Real runners don’t care if they wear matchy-matchy outfits when they run.
Real runners run in the rain. Or wind. Or heat. Or snow. They just gotta run.
Real runners run in the street, despite the sidewalk on their route. Real runners run even if it means the run begins and ends in the darkness and cold of the early morning.
Real runners have a love affair with their running shoe label and become fiercely loyal to their chosen brand and type. Real runners don’t care if they have that funny ankle-sock-tan-line all year round, not even in summer sandal season.
Real runners focus on their own PR (personal record), not anyone else’s.
Real runners know the incredible exhilaration and elation of finishing a big race, and not necessarily winning the race.
I am a real runner today, but I did not start out that way. I did not start out in childhood doing “fun runs” and community 5ks. I hated running as a kid. You could not have paid me to run.
In college I was forced to run. I was forced to run by my very conservative college’s 3-mile running proficiency requirement. Every student, in pursuit of “the whole man concept” (or woman, ahem) was required to take a physical activity class each semester AND pass a 3-mile proficiency test. We were actually graded on our time.

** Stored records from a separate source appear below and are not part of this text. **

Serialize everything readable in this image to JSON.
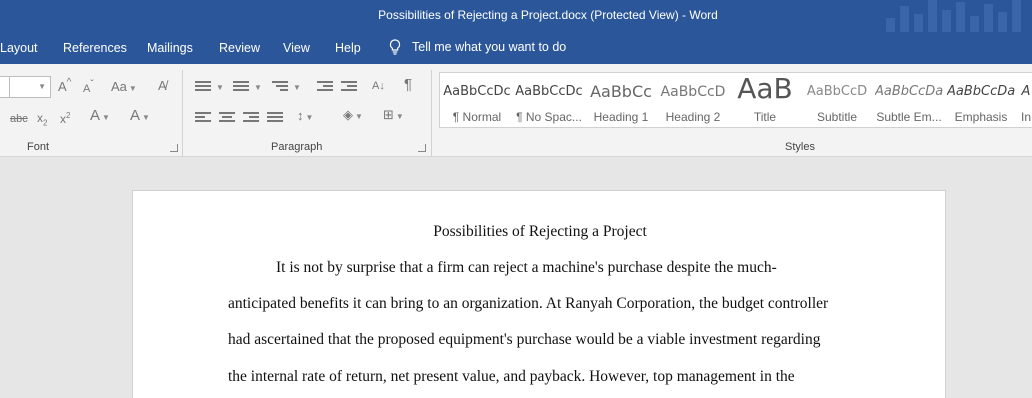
{
  "window": {
    "title": "Possibilities of Rejecting a Project.docx (Protected View)  -  Word"
  },
  "tabs": [
    "Layout",
    "References",
    "Mailings",
    "Review",
    "View",
    "Help"
  ],
  "tell_me": "Tell me what you want to do",
  "ribbon": {
    "font_group": "Font",
    "paragraph_group": "Paragraph",
    "styles_group": "Styles",
    "styles": [
      {
        "sample": "AaBbCcDc",
        "name": "¶ Normal"
      },
      {
        "sample": "AaBbCcDc",
        "name": "¶ No Spac..."
      },
      {
        "sample": "AaBbCc",
        "name": "Heading 1"
      },
      {
        "sample": "AaBbCcD",
        "name": "Heading 2"
      },
      {
        "sample": "AaB",
        "name": "Title"
      },
      {
        "sample": "AaBbCcD",
        "name": "Subtitle"
      },
      {
        "sample": "AaBbCcDa",
        "name": "Subtle Em..."
      },
      {
        "sample": "AaBbCcDa",
        "name": "Emphasis"
      },
      {
        "sample": "A",
        "name": "In"
      }
    ]
  },
  "document": {
    "title": "Possibilities of Rejecting a Project",
    "lines": [
      "It is not by surprise that a firm can reject a machine's purchase despite the much-",
      "anticipated benefits it can bring to an organization. At Ranyah Corporation, the budget controller",
      "had ascertained that the proposed equipment's purchase would be a viable investment regarding",
      "the internal rate of return, net present value, and payback. However, top management in the"
    ]
  },
  "colors": {
    "brand": "#2b579a",
    "ribbon_bg": "#f3f3f3",
    "canvas_bg": "#e6e6e6"
  }
}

I didn’t know diddly-do about running except you move forward around a track, round and round. In fact, my bright white, high-top, 80’s aerobics-class shoes doubled as my running shoes. (I am mortified at this admission.)
I used to run on my toes without any knowledge of it. UNTIL one day Snotty Blond Athletic Girl behind me whispered to her Girl Jock friend, “Look, she runs on her toes.” From then on, I stared at others’ form and tried to imitate them. No more bouncing. No more toe running. Still the same shoes.
I preferred running indoors instead of fighting the Oklahoma elements of humidity, cold and rain. This California-born-and-bred girl did not know what to do with real weather. Each lap on the university indoor track gave me the false sense that I was putting in so many miles. I learned later that each lap was 1/6 of a mile, but by that point it didn’t matter. By that point I was hooked and determined to keep at it.
There was something about running that made me feel alive and strong. I was not fast, but still felt athletic. To feel athletic was a new and empowering feeling for me, the one who was always the last one picked for every team as a girl in grade school. I was reborn.
I “crashed” my first post-college road race in order to forgo paying the entry fee. (I didn’t know that real runners never crash a race. Major party foul!) My very first 10k I ran in my fashionable aerobics-class shoes. Why hadn’t anyone informed me that I needed good shoes, the real deal, the ugly-striped athletic sneakers that soon I would fall in love with? One day it all finally clicked. Maybe it took that long for the endorphins to kick in.
What did it for me?
What turned me from a reluctant, ignorant toe-bouncing runner to a self-motivated, outdoor distance runner with REAL RUNNING SHOES, my beloved ASICS? I attribute my transformation to the passage of time, two people (a best-friend-runner-girl, and a boyfriend who would become my husband), and an inborn sense of tenacity.
I discovered a new sense of “I Can-Do-It-ness” in me as I took on a physical challenge that I thought was IMPOSSIBLE for ME to do, the non-athletic, non-sports-playing girl. And if God could enable me to take on this incredible challenge and accomplish it, WHAT ELSE could I do? It became my new mantra.
Fast forward 20 years and I’ve run one full marathon (pre-kids), 8 half marathons, and one overnight 200-mile relay. I have led running groups and passed the addiction on to other women.
If I can run, anybody can.
I am not fast, but I run. I am not competitive, but I run. I start, and I finish. For the girl who was always picked LAST, it feels quite amazing to complete a long training run or cross that finish line. If I can run, you can too.